Other authors have capably discussed how and why the impact factor is being misused; see for example “Causes for the Persistence of Impact Factor Mania” and “Thinking Beyond the Thomson Reuters ‘Impact Factor’ ”. I would like to focus here on two issues that make this a matter of particular concern for the health systems field. (Disclosure: I am a section editor of BMC Health Services Research.)
First, efforts to improve health system functioning require robust evidence from many areas of medicine and public health. Policy-makers at all levels of health systems may draw on knowledge from various niches.
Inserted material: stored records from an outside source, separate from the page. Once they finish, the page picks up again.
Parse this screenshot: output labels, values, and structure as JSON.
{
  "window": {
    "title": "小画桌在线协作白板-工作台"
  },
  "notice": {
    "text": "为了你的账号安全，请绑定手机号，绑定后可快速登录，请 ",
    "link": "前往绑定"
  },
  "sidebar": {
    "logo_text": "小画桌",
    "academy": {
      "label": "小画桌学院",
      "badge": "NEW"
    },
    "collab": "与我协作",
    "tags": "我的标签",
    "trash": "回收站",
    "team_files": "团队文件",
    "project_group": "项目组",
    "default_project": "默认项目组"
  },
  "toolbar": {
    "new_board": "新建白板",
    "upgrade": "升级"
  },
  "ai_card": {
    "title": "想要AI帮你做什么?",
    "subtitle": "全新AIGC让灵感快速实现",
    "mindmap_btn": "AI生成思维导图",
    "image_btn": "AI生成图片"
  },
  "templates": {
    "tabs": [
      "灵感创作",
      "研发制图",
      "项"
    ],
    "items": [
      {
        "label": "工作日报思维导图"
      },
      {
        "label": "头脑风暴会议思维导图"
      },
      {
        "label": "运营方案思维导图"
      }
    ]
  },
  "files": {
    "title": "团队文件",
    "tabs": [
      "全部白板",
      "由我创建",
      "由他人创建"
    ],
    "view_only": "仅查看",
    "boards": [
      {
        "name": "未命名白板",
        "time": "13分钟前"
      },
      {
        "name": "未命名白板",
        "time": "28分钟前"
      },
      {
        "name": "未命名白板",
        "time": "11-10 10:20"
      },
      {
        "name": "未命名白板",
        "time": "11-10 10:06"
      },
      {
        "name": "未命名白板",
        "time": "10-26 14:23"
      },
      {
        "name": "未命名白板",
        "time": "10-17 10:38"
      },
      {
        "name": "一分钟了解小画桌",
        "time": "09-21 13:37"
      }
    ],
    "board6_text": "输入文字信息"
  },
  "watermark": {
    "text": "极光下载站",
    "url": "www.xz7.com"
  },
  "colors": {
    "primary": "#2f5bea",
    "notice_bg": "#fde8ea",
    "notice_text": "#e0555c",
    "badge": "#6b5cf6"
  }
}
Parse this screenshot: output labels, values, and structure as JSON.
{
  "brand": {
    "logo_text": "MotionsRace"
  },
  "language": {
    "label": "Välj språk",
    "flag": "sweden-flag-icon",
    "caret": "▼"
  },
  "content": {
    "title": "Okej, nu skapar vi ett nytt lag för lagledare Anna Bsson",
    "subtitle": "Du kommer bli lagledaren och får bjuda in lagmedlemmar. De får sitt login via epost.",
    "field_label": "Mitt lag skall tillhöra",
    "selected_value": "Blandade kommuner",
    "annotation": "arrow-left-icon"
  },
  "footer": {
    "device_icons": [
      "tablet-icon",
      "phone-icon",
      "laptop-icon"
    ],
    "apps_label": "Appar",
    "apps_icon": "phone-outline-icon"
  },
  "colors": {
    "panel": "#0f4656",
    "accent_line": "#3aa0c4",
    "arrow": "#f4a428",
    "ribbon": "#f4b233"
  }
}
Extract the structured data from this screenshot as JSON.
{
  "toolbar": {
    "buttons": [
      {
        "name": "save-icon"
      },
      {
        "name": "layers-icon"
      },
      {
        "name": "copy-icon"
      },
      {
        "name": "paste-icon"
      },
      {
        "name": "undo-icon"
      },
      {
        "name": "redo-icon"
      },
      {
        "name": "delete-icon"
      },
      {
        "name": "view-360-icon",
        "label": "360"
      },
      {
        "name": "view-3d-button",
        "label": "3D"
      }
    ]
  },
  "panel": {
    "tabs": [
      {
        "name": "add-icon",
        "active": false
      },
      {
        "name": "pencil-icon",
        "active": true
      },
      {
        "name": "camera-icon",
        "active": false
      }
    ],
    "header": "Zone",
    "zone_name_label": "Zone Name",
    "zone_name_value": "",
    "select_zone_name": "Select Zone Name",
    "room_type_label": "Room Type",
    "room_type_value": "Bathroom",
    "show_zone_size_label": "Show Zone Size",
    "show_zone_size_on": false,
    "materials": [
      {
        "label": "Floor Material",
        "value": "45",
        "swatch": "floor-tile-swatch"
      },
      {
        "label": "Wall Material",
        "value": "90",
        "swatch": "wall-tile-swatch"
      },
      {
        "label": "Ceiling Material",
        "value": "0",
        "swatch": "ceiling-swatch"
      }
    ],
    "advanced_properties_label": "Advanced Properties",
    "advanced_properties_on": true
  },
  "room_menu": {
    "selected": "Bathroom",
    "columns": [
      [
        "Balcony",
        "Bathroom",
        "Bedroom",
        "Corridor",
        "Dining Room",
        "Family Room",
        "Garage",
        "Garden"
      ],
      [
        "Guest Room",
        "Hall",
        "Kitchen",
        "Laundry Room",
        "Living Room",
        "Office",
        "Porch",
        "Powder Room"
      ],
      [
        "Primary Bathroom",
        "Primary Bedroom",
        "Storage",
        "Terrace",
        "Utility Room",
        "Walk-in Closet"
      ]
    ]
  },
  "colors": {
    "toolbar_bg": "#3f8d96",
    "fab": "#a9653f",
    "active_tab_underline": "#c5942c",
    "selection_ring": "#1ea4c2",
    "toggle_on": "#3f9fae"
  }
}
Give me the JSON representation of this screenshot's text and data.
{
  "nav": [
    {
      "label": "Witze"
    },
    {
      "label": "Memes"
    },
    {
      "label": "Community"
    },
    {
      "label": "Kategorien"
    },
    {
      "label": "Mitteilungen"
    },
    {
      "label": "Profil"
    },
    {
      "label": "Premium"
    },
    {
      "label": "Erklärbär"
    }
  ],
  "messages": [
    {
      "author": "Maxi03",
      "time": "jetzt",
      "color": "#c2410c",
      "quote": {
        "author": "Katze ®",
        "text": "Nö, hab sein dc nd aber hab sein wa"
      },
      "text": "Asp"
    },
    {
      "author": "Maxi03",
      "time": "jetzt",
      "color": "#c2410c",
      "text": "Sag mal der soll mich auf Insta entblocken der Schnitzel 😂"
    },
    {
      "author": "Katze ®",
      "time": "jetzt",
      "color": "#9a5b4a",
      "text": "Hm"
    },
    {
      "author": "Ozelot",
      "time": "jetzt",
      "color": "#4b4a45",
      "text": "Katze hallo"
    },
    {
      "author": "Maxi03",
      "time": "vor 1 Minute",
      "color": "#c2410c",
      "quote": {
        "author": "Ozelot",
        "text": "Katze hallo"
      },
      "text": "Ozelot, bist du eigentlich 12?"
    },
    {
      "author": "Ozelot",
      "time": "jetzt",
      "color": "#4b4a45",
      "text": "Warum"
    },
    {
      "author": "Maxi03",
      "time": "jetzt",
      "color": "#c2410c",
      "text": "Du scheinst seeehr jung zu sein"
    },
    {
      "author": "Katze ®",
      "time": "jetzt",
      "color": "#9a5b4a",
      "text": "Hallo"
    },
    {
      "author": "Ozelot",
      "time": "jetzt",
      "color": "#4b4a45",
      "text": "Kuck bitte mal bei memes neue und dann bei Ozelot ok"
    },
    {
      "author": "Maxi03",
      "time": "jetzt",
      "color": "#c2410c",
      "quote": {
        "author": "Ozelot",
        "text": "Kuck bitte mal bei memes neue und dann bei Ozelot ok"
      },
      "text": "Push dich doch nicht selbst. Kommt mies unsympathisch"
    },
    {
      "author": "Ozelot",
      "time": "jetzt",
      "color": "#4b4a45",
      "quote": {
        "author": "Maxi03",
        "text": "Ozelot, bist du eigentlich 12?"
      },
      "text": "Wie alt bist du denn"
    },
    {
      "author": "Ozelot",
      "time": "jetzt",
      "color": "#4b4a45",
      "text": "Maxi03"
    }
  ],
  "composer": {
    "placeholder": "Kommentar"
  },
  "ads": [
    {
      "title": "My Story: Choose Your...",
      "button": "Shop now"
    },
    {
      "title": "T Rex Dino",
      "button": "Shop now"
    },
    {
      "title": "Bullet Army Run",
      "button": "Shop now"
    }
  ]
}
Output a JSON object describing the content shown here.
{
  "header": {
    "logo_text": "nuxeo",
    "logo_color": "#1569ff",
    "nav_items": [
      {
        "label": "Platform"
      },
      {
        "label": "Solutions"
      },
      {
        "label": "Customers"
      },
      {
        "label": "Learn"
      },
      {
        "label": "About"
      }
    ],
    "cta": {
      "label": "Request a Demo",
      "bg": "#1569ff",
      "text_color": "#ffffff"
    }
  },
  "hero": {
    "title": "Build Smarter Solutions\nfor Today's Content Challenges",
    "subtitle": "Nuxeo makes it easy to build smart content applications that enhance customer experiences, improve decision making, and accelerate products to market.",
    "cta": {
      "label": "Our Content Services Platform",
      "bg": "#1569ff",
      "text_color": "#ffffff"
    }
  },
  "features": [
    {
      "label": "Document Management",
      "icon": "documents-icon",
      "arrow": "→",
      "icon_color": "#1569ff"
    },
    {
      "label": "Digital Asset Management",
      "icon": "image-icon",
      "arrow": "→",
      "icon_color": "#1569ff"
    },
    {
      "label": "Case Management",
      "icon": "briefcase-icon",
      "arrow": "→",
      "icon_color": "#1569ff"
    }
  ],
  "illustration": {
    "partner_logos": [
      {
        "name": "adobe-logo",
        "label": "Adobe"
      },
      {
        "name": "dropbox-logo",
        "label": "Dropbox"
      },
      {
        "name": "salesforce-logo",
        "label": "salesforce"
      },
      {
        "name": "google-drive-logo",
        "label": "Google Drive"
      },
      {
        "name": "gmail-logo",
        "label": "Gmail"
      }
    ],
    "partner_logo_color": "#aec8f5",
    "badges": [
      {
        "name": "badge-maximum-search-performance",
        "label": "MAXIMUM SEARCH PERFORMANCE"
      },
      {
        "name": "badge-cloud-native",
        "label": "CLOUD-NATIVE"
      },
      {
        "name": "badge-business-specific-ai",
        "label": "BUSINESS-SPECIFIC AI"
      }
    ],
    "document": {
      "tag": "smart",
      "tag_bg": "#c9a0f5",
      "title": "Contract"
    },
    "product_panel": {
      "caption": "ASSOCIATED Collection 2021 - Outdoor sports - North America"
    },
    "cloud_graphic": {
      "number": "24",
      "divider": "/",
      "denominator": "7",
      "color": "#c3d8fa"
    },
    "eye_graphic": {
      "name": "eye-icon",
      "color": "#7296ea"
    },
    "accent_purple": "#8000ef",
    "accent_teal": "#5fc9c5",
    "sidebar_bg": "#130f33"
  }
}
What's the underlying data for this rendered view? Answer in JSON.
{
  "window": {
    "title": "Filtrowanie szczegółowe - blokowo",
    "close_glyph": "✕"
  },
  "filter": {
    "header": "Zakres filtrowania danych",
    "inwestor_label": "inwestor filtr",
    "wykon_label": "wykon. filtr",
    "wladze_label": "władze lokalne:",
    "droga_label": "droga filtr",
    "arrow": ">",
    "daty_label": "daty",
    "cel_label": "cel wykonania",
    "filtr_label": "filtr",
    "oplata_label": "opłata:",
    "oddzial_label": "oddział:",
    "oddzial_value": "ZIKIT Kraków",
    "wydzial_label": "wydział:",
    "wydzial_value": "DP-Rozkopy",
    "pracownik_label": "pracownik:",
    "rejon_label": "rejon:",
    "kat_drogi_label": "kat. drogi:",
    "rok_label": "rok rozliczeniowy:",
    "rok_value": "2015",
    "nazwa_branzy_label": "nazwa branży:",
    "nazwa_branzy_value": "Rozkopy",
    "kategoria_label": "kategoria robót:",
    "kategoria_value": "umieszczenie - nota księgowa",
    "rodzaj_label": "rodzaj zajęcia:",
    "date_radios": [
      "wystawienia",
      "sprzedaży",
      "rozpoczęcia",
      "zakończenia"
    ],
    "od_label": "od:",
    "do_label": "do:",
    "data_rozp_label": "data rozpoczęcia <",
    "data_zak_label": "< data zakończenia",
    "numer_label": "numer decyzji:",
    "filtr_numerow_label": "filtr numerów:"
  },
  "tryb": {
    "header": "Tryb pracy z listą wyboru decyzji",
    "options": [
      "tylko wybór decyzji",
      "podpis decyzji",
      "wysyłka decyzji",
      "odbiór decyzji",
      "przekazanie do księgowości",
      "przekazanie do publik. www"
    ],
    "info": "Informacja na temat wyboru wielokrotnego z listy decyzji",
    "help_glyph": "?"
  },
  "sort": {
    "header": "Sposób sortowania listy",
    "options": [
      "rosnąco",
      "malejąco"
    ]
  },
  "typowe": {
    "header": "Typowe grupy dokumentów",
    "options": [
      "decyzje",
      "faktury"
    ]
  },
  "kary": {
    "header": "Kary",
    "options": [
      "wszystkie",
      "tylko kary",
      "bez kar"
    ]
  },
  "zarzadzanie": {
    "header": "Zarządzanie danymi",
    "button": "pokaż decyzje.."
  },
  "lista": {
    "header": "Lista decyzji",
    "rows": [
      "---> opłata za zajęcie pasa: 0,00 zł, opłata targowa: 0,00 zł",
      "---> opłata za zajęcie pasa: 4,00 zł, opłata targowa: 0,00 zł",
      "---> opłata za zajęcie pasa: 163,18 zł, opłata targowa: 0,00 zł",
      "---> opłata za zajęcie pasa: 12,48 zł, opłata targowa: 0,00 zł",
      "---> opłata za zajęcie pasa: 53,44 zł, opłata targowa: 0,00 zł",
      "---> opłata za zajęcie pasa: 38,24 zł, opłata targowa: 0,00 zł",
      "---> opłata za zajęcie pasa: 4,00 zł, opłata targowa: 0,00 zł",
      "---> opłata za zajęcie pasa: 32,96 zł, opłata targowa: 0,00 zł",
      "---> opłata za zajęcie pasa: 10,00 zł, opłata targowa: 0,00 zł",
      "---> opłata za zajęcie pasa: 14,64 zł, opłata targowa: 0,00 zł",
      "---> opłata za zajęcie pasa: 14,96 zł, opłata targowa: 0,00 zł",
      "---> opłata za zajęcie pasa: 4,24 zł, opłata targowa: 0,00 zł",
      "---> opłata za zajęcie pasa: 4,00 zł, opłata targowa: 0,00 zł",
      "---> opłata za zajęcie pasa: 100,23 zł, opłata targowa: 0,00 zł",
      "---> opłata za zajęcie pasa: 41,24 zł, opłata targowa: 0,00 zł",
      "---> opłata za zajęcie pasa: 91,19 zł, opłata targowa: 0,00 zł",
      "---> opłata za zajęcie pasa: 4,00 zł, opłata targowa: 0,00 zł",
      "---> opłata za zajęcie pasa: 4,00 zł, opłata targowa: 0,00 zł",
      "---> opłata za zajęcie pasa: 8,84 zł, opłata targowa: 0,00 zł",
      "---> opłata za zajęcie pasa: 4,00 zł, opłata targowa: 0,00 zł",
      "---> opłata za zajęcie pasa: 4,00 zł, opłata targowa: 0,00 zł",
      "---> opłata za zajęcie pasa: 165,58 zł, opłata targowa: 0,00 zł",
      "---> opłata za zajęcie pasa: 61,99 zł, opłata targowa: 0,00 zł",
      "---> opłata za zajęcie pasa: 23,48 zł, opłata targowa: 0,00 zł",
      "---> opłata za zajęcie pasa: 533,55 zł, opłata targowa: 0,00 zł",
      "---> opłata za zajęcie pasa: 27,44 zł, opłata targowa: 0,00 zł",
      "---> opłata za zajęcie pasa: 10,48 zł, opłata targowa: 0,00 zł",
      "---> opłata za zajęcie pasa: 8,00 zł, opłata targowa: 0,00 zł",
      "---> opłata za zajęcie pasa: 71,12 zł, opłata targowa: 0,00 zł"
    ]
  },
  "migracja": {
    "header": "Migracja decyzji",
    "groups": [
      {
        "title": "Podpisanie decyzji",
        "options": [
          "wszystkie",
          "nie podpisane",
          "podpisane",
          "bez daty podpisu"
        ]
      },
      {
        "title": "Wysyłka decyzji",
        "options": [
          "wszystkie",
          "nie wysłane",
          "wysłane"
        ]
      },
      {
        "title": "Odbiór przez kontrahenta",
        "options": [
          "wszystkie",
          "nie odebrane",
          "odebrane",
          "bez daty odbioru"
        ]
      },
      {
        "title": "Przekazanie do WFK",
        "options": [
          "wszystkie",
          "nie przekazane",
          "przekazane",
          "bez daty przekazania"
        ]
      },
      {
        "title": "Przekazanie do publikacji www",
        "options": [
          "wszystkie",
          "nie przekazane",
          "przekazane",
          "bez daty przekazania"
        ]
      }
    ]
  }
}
If misuse of the impact factor is discouraging a broad range of scientists from striving to constantly redefine the cutting edge in their areas of expertise, then the evidence base guiding health system-wide decisions will suffer.
Secondly, what are the implications of the fact that health systems researchers are generally not the most-cited researchers? Consider this: among the ten journals that a 2014 article by Qiang Lao and colleagues identified as being the top publishers of health systems research papers, there is nary a current impact factor score above five. In contrast, the four highest-ranking oncology journals all have impact factors above 20!
If the worth of a health systems researcher’s contribution to improving human health is to be compared to other types of researchers’ contributions on the basis of impact factor scores, then we need to consider the ways in which we may be denied opportunities to contribute. And what of the effect of impact factor rankings on students’ choices of mentors, and ultimately of career paths? Health Systems Global has emphatically indicated its commitment to nurturing the next generation of health systems researchers. Mightn’t challenging the dominance of the impact factor help to advance this agenda?
This leads me to ask: what are we going to do about the impact factor, collectively and individually? I appeal to you to take on this question as a personal challenge.
In the interest of leading by example, I’ll go first. At times I have agreed to collaborate on studies that were unlikely to be of interest to journals with an impact factor above two. I have done this because in each instance I believed in the merits of the undertaking and felt that I had valuable knowledge and skills to contribute. I pledge to continue such collaborations for the duration of my career.
Next? Please share your ideas – let’s inspire each other!
A longer version of this blog can be found at http://blogs.biomedcentral.com/bmcseriesblog/2015/02/25/the-impact-factor-ill-effects-on-health-systems-work-what-can-we-do/